§ **TASK ITEM**: Reproduce the listing below character for character; drop every image.

§ **DATA LISTING**:
◆ ◆ ◆ ◆ ◆ ◆ ◆

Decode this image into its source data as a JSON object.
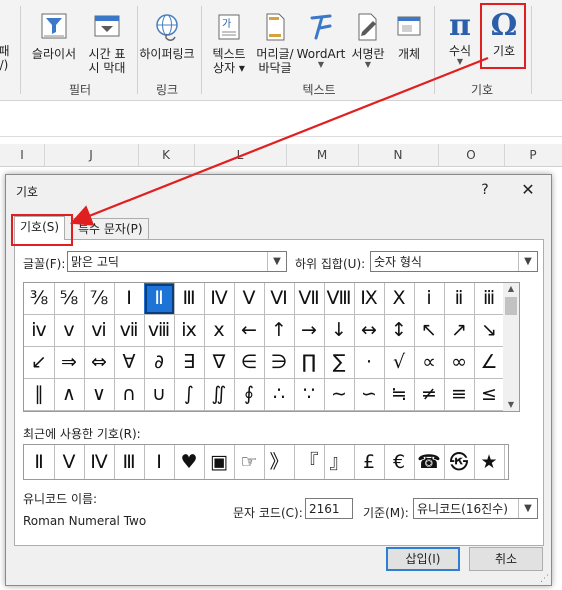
{
  "ribbon": {
    "buttons": [
      {
        "label_lines": [
          "패",
          "/)"
        ]
      },
      {
        "label_lines": [
          "슬라이서"
        ]
      },
      {
        "label_lines": [
          "시간 표",
          "시 막대"
        ]
      },
      {
        "label_lines": [
          "하이퍼링크"
        ]
      },
      {
        "label_lines": [
          "텍스트",
          "상자 ▾"
        ]
      },
      {
        "label_lines": [
          "머리글/",
          "바닥글"
        ]
      },
      {
        "label_lines": [
          "WordArt",
          "▾"
        ]
      },
      {
        "label_lines": [
          "서명란",
          "▾"
        ]
      },
      {
        "label_lines": [
          "개체"
        ]
      },
      {
        "label_lines": [
          "수식",
          "▾"
        ]
      },
      {
        "label_lines": [
          "기호"
        ]
      }
    ],
    "groups": [
      "필터",
      "링크",
      "텍스트",
      "기호"
    ],
    "colors": {
      "accent_red": "#e02020"
    }
  },
  "sheet": {
    "columns": [
      "I",
      "J",
      "K",
      "L",
      "M",
      "N",
      "O",
      "P"
    ]
  },
  "dialog": {
    "title": "기호",
    "help": "?",
    "close": "✕",
    "tabs": [
      "기호(S)",
      "특수 문자(P)"
    ],
    "font_label": "글꼴(F):",
    "font_value": "맑은 고딕",
    "subset_label": "하위 집합(U):",
    "subset_value": "숫자 형식",
    "symbols": [
      [
        "⅜",
        "⅝",
        "⅞",
        "Ⅰ",
        "Ⅱ",
        "Ⅲ",
        "Ⅳ",
        "Ⅴ",
        "Ⅵ",
        "Ⅶ",
        "Ⅷ",
        "Ⅸ",
        "Ⅹ",
        "ⅰ",
        "ⅱ",
        "ⅲ"
      ],
      [
        "ⅳ",
        "ⅴ",
        "ⅵ",
        "ⅶ",
        "ⅷ",
        "ⅸ",
        "ⅹ",
        "←",
        "↑",
        "→",
        "↓",
        "↔",
        "↕",
        "↖",
        "↗",
        "↘"
      ],
      [
        "↙",
        "⇒",
        "⇔",
        "∀",
        "∂",
        "∃",
        "∇",
        "∈",
        "∋",
        "∏",
        "∑",
        "·",
        "√",
        "∝",
        "∞",
        "∠"
      ],
      [
        "∥",
        "∧",
        "∨",
        "∩",
        "∪",
        "∫",
        "∬",
        "∮",
        "∴",
        "∵",
        "∼",
        "∽",
        "≒",
        "≠",
        "≡",
        "≤"
      ]
    ],
    "selected_symbol": "Ⅱ",
    "recent_label": "최근에 사용한 기호(R):",
    "recent": [
      "Ⅱ",
      "Ⅴ",
      "Ⅳ",
      "Ⅲ",
      "Ⅰ",
      "♥",
      "▣",
      "☞",
      "》",
      "『",
      "』",
      "£",
      "€",
      "☎",
      "㉿",
      "★"
    ],
    "unicode_name_label": "유니코드 이름:",
    "unicode_name": "Roman Numeral Two",
    "char_code_label": "문자 코드(C):",
    "char_code": "2161",
    "from_label": "기준(M):",
    "from_value": "유니코드(16진수)",
    "insert_label": "삽입(I)",
    "cancel_label": "취소"
  }
}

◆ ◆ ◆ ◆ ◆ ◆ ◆

§ **RESPONSE TO THIS EXERCISE**:
Decode this image into its source data as a JSON object.
{
  "ribbon": {
    "buttons": [
      {
        "label_lines": [
          "패",
          "/)"
        ]
      },
      {
        "label_lines": [
          "슬라이서"
        ]
      },
      {
        "label_lines": [
          "시간 표",
          "시 막대"
        ]
      },
      {
        "label_lines": [
          "하이퍼링크"
        ]
      },
      {
        "label_lines": [
          "텍스트",
          "상자 ▾"
        ]
      },
      {
        "label_lines": [
          "머리글/",
          "바닥글"
        ]
      },
      {
        "label_lines": [
          "WordArt",
          "▾"
        ]
      },
      {
        "label_lines": [
          "서명란",
          "▾"
        ]
      },
      {
        "label_lines": [
          "개체"
        ]
      },
      {
        "label_lines": [
          "수식",
          "▾"
        ]
      },
      {
        "label_lines": [
          "기호"
        ]
      }
    ],
    "groups": [
      "필터",
      "링크",
      "텍스트",
      "기호"
    ],
    "colors": {
      "accent_red": "#e02020"
    }
  },
  "sheet": {
    "columns": [
      "I",
      "J",
      "K",
      "L",
      "M",
      "N",
      "O",
      "P"
    ]
  },
  "dialog": {
    "title": "기호",
    "help": "?",
    "close": "✕",
    "tabs": [
      "기호(S)",
      "특수 문자(P)"
    ],
    "font_label": "글꼴(F):",
    "font_value": "맑은 고딕",
    "subset_label": "하위 집합(U):",
    "subset_value": "숫자 형식",
    "symbols": [
      [
        "⅜",
        "⅝",
        "⅞",
        "Ⅰ",
        "Ⅱ",
        "Ⅲ",
        "Ⅳ",
        "Ⅴ",
        "Ⅵ",
        "Ⅶ",
        "Ⅷ",
        "Ⅸ",
        "Ⅹ",
        "ⅰ",
        "ⅱ",
        "ⅲ"
      ],
      [
        "ⅳ",
        "ⅴ",
        "ⅵ",
        "ⅶ",
        "ⅷ",
        "ⅸ",
        "ⅹ",
        "←",
        "↑",
        "→",
        "↓",
        "↔",
        "↕",
        "↖",
        "↗",
        "↘"
      ],
      [
        "↙",
        "⇒",
        "⇔",
        "∀",
        "∂",
        "∃",
        "∇",
        "∈",
        "∋",
        "∏",
        "∑",
        "·",
        "√",
        "∝",
        "∞",
        "∠"
      ],
      [
        "∥",
        "∧",
        "∨",
        "∩",
        "∪",
        "∫",
        "∬",
        "∮",
        "∴",
        "∵",
        "∼",
        "∽",
        "≒",
        "≠",
        "≡",
        "≤"
      ]
    ],
    "selected_symbol": "Ⅱ",
    "recent_label": "최근에 사용한 기호(R):",
    "recent": [
      "Ⅱ",
      "Ⅴ",
      "Ⅳ",
      "Ⅲ",
      "Ⅰ",
      "♥",
      "▣",
      "☞",
      "》",
      "『",
      "』",
      "£",
      "€",
      "☎",
      "㉿",
      "★"
    ],
    "unicode_name_label": "유니코드 이름:",
    "unicode_name": "Roman Numeral Two",
    "char_code_label": "문자 코드(C):",
    "char_code": "2161",
    "from_label": "기준(M):",
    "from_value": "유니코드(16진수)",
    "insert_label": "삽입(I)",
    "cancel_label": "취소"
  }
}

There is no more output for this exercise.